“I’m excited as I begin my tenure here as mayor to be able to work with Captain Stoffer,” Mayor Blumenstock said, adding that together they plan to address traffic enforcement and safety, community engagement and police-community interaction.
“The process we used to determine our next chief was extensive, and I believe fair and impartial,” Mayor Blumenstock stated. “It is a system that assigns points to various factors, including education, number of years on the force, and various certifications, among other things. It also includes an interview by the New Jersey State Police Chiefs Association, as well as the interview by the mayor and council, where we assessed each candidate based on answers to set questions that cater to issues that affect Garwood.”
Reporting back on discussions held at the winter seminar of the New Jersey Conference of Mayors held earlier this month, Mayor Blumenstock relayed that Garwood, like many municipalities, is going to be hit hard by the increase in state healthcare costs.
“Here in Garwood, we are exploring the move out of the state health benefits, however, as was pointed out at the meeting, cost savings for most municipalities might not be seen until next year, simply because of the timing,” Mayor Blumenstock stated.
Councilman Marc Lazarow reported that there will be more frequent service at the Garwood train station starting in April, a “big win” he, Mayor Blumenstock and Borough Administrator Kyle Harris were able to achieve at a meeting with New Jersey Transit officials earlier this month by providing evidence of increased ridership from the influx of residents at Vermella. Also discussed at the meeting was the possibility of adding a raised platform and the importance of implementing changes to comply with current guidelines set by the Americans with Disabilities Act (ADA).

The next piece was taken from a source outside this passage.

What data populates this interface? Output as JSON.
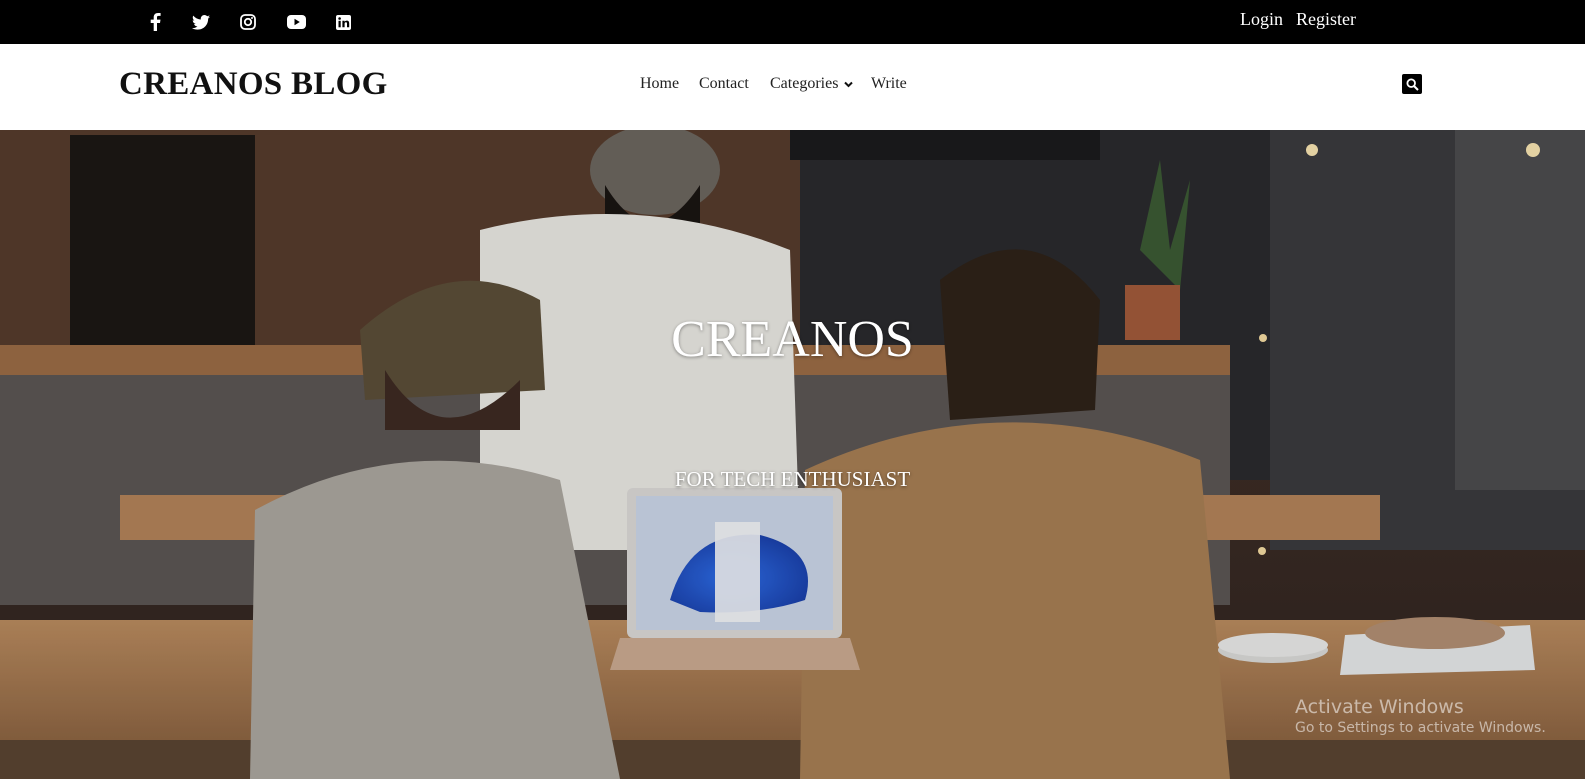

Mr. Lazarow announced that NJ Transit’s government and community relations division will be exploring grant opportunities to help fund a planning study for the Garwood train station to determine the feasibility and costs associated with ADA compliance.
In other business, the mayor and council came to a consensus that the borough should apply for the Union County infrastructure grant to help finish paving the portion of Center Street near Hemlock Avenue. “I do talk to residents down in that way and for many years they’ve been asking, ‘when is it happening?’ seeing that the rest of Center has been done,” Mayor Blumenstock said.
Councilman Vincent Kearney also suggested using the funds to pave the stretch of Second Avenue between Walnut Street and Cedar Street.
Finally, the council adopted an ordinance updating procedures and requirements for creditors to register, maintain and repair foreclosed properties.
The next Garwood Borough Council meeting will take place on Thursday, February 23, at 7 p.m. The meeting is open to the public in person, but residents are also welcome to watch a live stream via Youtube or participate by joining the Zoom link available on the borough website